Masaya also argues that the judge had the authority to modify and should have modified the Newman/Griffin PSA. But Masaya never sought that relief. Masaya sought to enforce the Masaya/Griffin CSA, which did not give her daughter an interest in any life insurance Griffin already held. The CSA simply required Griffin to secure a policy of insurance on his life, which subsequently proved to be impossible in light of his cancer. Masaya knew that Griffin had cancer that was in remission when that CSA was entered and could not have reasonably expected that he would easily acquire additional life insurance. See id. at 50-51 (considering reasonable expectations based on an order requiring life insurance for the benefit of a child).
For all the foregoing reasons, we cannot conclude that the judge erred by taking action to modify the October 2006 orders.
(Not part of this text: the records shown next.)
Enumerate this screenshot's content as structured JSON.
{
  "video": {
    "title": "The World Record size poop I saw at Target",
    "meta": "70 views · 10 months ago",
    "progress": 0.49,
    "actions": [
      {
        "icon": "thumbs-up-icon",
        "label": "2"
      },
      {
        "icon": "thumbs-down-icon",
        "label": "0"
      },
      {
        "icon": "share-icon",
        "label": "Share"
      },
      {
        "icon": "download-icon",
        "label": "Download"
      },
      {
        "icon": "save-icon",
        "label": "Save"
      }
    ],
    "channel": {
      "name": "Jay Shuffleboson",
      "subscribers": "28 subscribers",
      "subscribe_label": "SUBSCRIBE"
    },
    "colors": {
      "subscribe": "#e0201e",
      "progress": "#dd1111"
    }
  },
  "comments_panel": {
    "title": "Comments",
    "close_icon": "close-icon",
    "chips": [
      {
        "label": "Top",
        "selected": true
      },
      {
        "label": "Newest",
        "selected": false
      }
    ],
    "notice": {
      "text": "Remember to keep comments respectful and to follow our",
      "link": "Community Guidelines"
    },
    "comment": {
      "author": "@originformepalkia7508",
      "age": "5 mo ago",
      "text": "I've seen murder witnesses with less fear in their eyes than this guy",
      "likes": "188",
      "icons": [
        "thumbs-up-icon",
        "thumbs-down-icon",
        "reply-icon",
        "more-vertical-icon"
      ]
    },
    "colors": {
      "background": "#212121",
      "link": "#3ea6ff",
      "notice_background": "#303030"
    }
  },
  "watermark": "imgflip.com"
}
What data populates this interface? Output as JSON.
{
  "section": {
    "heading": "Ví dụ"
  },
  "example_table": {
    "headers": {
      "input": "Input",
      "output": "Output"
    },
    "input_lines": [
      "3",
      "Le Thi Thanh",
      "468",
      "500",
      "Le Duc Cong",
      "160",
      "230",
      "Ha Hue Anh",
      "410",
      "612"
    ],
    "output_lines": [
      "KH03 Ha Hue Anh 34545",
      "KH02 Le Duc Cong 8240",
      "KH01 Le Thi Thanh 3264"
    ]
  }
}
Newman contends that the order the judge entered in January 2007 is erroneous. We agree. Pursuant to this court's decision in Della Terza and the Newman/Griffin PSA, Newman's children had an equitable assignment in the proceeds of the policies of insurance on Griffin's life equivalent to $150,000 and the value of any employment-related insurance policy he held at the time of his divorce from Newman which he retained at the time of his death. 276 N.J. Super. at 50-51 (limiting the equitable interest of a child of the decedent's first marriage to the value of the policy at the time the judgment of divorce ending that marriage was entered, because the judgment did not specify the amount of the insurance required).
In this case, the judge did not refer to Della Terza or any other legal authority, and it is apparent that neither party produced evidence adequate to permit the judge to consider the matter in accordance with the principles enunciated in that case. No policy of life insurance, including the policy in place at the time of Griffin's death and divided by the judge, was produced.
Because the interests of Griffin's three children are at issue, we conclude that it is appropriate to remand so that the judge can reach a decision on the basis of a competent and adequate record and controlling legal principles. We simply add that the issue of any right to child support that Masaya's daughter might have against Griffin's estate was not raised below or on appeal. See Kiken v. Kiken, 149 N.J. 441, 453 (1997); DeCeglia, supra, 265 N.J. Super. at 133 (enforcing support obligation against estate); Koidl v. Schreiber, 214 N.J. Super. 513, 516-17 (App. Div. 1986) (holding that support order entered against father who admitted paternity would be interpreted as requiring support payments to continue after father's death). Masaya presents no argument based on any of those precedents.
Newman contends that the judge erred by entering an order providing for payment of child support that Griffin owed to Masaya prior to his death. She argues that the order is in conflict with 29 U.S.C.A. 1056(d)(1). The argument lacks sufficient merit to warrant more than the brief comments that follow. R. 2:11-3(e)(1)(E). This order entered by the Family Part to provide for payment of child support arrears and approved as a qualified domestic relations order is permitted by federal law. See 29 U.S.C.A. 1056(d)(3)(B)(ii), (C), (D). Newman does not contend that the judge erred in calculating the arrears.
Affirmed in part; reversed in part and remanded for further proceedings.